Complete response of BRAF-mutated metastatic melanoma treated with dabrafenib and trametinib in a super-elderly patient: a case report

Date 24 November 2018
Event ESMO Asia 2018 Congress
Session Poster display - Cocktail
Topics Melanoma
Anticancer Agents
Personalised/Precision Medicine
Geriatric Oncology
Presenter Sang Bo Oh
Authors S.B. Oh, K. Park, J. Kim, S. Oh
  • Internal Medicine, Pusan National University Yangsan Hospital, 50612 - Yangsan/KR

Abstract

Case Summary

The combination of BRAF inhibitor with MEK inhibitor treatment significantly improved overall survival in metastatic melanoma with BRAF mutation without increased overall toxicity. However, no previous data have been reported on the safety and efficacy of dabrafenib and trametinib combination therapy in extremely aged patients. Here, we present a case of durable clinical benefit with the use of dabrafenib and trametinib in a super-elderly patient with BRAF-mutated metastatic melanoma.

In August 2017, a 90-year-old Korean man was referred to our institution for excision of a cutaneous lesion on the back, which was diagnosed as a malignant melanoma. A physical examination revealed a hard, palpable mass on back. A full body CT scan revealed the presence of several masses at the liver and LDH levels were normal. Our patient underwent a wide excision of the back mass and core needle biopsy of the largest hepatic lesion in right hepatic lobe without any complications. Pathologic results were diagnosed as malignant melanoma in both the back and liver. Therefore the biopsy specimen was studied for mutations in BRAF, and V600E mutation was detected in the BRAF gene. Our patient was evaluated with an excellent quality of life, with an ECOG performance status of 1 with moderate comorbidity. In November 2017, he was started with dabrafenib 150 mg orally twice per day plus trametinib 2 mg orally once per day. No adverse events were observed other than grade 1 pyrexia and grade 1 diarrhea, based on the CTCAE (version 5.0) while the patient was taking these drugs and the side effects were manageable. His first radiological evaluation by CT scan, 3 months after starting treatment, showed a partial response by RECIST 1.1 criteria, and six months after initial therapy, the liver metastases had disappeared in the CT scan. Thus, we diagnosed the patient with clinical complete response. Treatment tolerance was well and the patient currently continues treatment with dabrafenib and trametinib without dose reduction.

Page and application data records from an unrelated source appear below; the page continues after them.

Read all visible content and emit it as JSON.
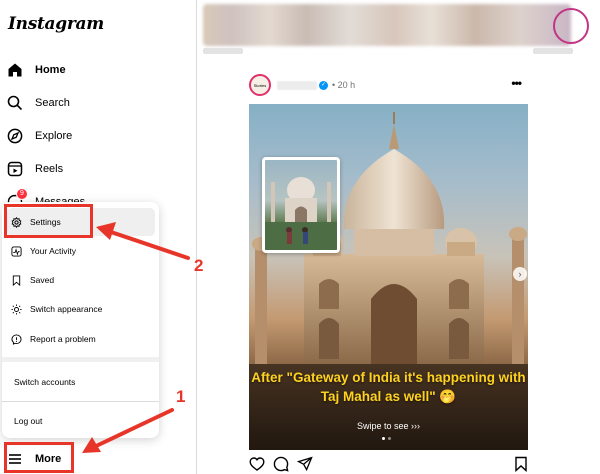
{
  "app": {
    "logo": "Instagram"
  },
  "sidebar": {
    "items": [
      {
        "label": "Home",
        "icon": "home-icon"
      },
      {
        "label": "Search",
        "icon": "search-icon"
      },
      {
        "label": "Explore",
        "icon": "compass-icon"
      },
      {
        "label": "Reels",
        "icon": "reels-icon"
      },
      {
        "label": "Messages",
        "icon": "messenger-icon",
        "badge": "9"
      }
    ],
    "more_label": "More"
  },
  "menu": {
    "items": [
      {
        "label": "Settings",
        "icon": "gear-icon"
      },
      {
        "label": "Your Activity",
        "icon": "activity-icon"
      },
      {
        "label": "Saved",
        "icon": "bookmark-icon"
      },
      {
        "label": "Switch appearance",
        "icon": "sun-icon"
      },
      {
        "label": "Report a problem",
        "icon": "report-icon"
      }
    ],
    "switch_accounts": "Switch accounts",
    "log_out": "Log out"
  },
  "post": {
    "time": "20 h",
    "caption": "After \"Gateway of India it's happening with Taj Mahal as well\" 🤭",
    "swipe": "Swipe to see ›››",
    "avatar_text": "Stories"
  },
  "annotations": {
    "one": "1",
    "two": "2",
    "color": "#e8352a"
  },
  "colors": {
    "badge": "#ff3040",
    "verified": "#0095f6",
    "caption": "#ffd21f"
  }
}
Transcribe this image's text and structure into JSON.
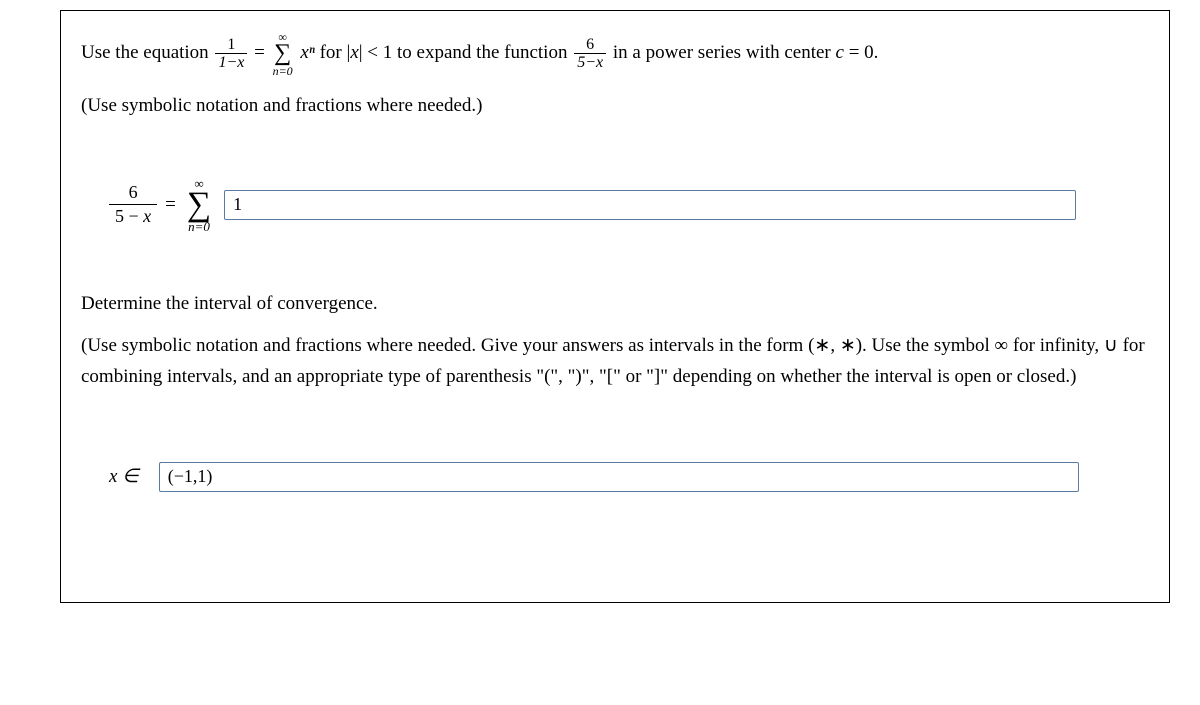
{
  "problem": {
    "prompt_pre": "Use the equation ",
    "frac1_num": "1",
    "frac1_den": "1−x",
    "eq": " = ",
    "sum_top": "∞",
    "sum_bot": "n=0",
    "sum_body": " xⁿ ",
    "cond": "for |x| < 1 to expand the function ",
    "frac2_num": "6",
    "frac2_den": "5−x",
    "prompt_post": " in a power series with center c = 0.",
    "hint": "(Use symbolic notation and fractions where needed.)"
  },
  "answer1": {
    "lhs_num": "6",
    "lhs_den": "5 − x",
    "eq": "=",
    "sum_top": "∞",
    "sum_bot": "n=0",
    "value": "1"
  },
  "section2": {
    "title": "Determine the interval of convergence.",
    "hint": "(Use symbolic notation and fractions where needed. Give your answers as intervals in the form (∗, ∗). Use the symbol ∞ for infinity, ∪ for combining intervals, and an appropriate type of parenthesis \"(\", \")\", \"[\" or \"]\" depending on whether the interval is open or closed.)"
  },
  "answer2": {
    "lhs": "x ∈",
    "value": "(−1,1)"
  }
}
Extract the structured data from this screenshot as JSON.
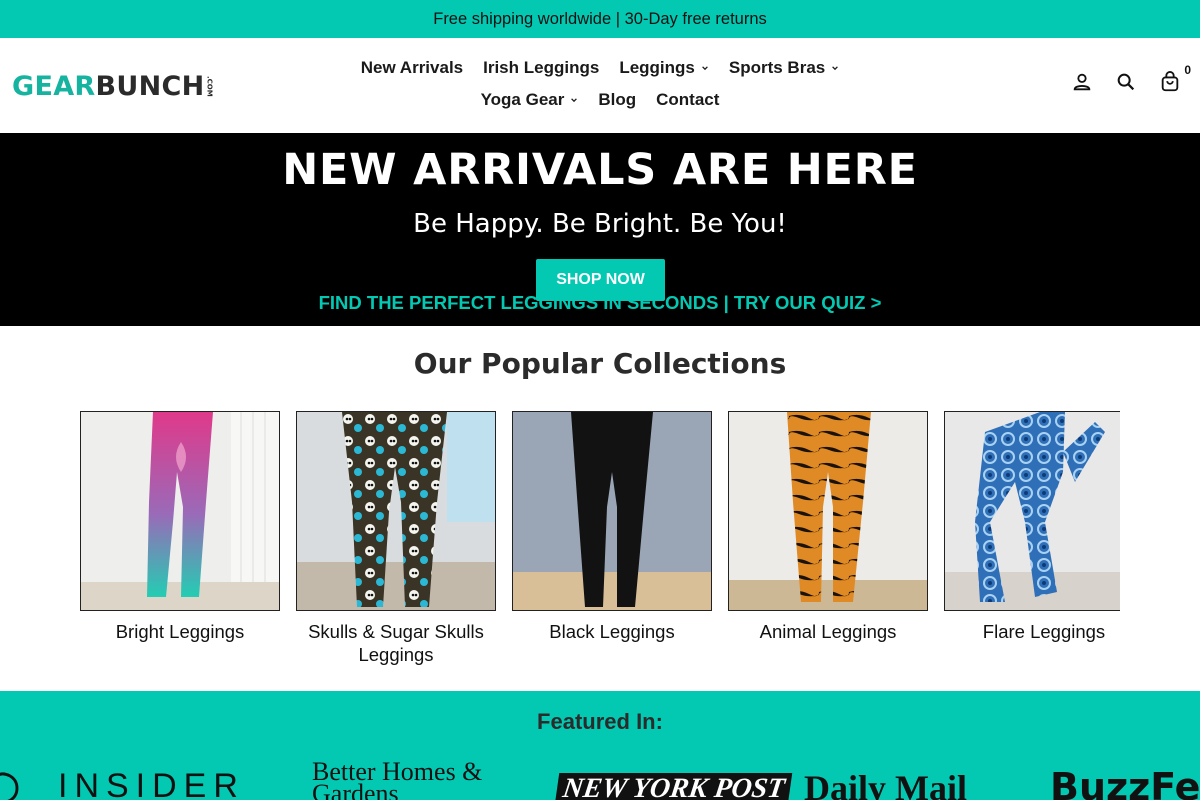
{
  "announcement": "Free shipping worldwide | 30-Day free returns",
  "logo": {
    "part1": "GEAR",
    "part2": "BUNCH",
    "suffix": ".COM"
  },
  "nav": {
    "row1": [
      {
        "label": "New Arrivals",
        "dropdown": false
      },
      {
        "label": "Irish Leggings",
        "dropdown": false
      },
      {
        "label": "Leggings",
        "dropdown": true
      },
      {
        "label": "Sports Bras",
        "dropdown": true
      }
    ],
    "row2": [
      {
        "label": "Yoga Gear",
        "dropdown": true
      },
      {
        "label": "Blog",
        "dropdown": false
      },
      {
        "label": "Contact",
        "dropdown": false
      }
    ]
  },
  "header_icons": {
    "account": "account-icon",
    "search": "search-icon",
    "cart": "cart-icon",
    "cart_count": "0"
  },
  "hero": {
    "title": "NEW ARRIVALS ARE HERE",
    "subtitle": "Be Happy. Be Bright. Be You!",
    "button": "SHOP NOW",
    "quiz_link": "FIND THE PERFECT LEGGINGS IN SECONDS | TRY OUR QUIZ >"
  },
  "collections": {
    "title": "Our Popular Collections",
    "items": [
      {
        "label": "Bright Leggings"
      },
      {
        "label": "Skulls & Sugar Skulls Leggings"
      },
      {
        "label": "Black Leggings"
      },
      {
        "label": "Animal Leggings"
      },
      {
        "label": "Flare Leggings"
      }
    ]
  },
  "featured": {
    "title": "Featured In:",
    "logos": [
      "INSIDER",
      "Better Homes & Gardens",
      "NEW YORK POST",
      "Daily Mail",
      "BuzzFeed"
    ]
  },
  "colors": {
    "accent": "#03c9b3",
    "logo_teal": "#17b3a1",
    "hero_bg": "#000000"
  }
}
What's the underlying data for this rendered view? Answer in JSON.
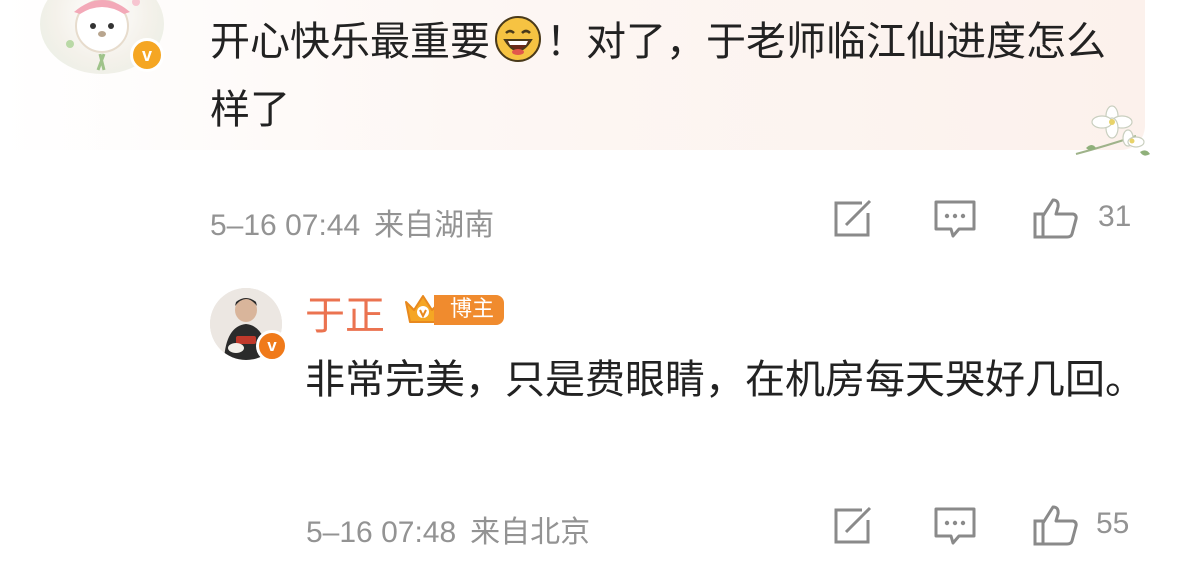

In conclusion, this case indicates that for selected super-elderly patients with BRAF-mutated metastatic melanoma, treatment with combined dabrafenib and trametinib may be safe and effective therapy.

Editorial acknowledgement

Clinical trial identification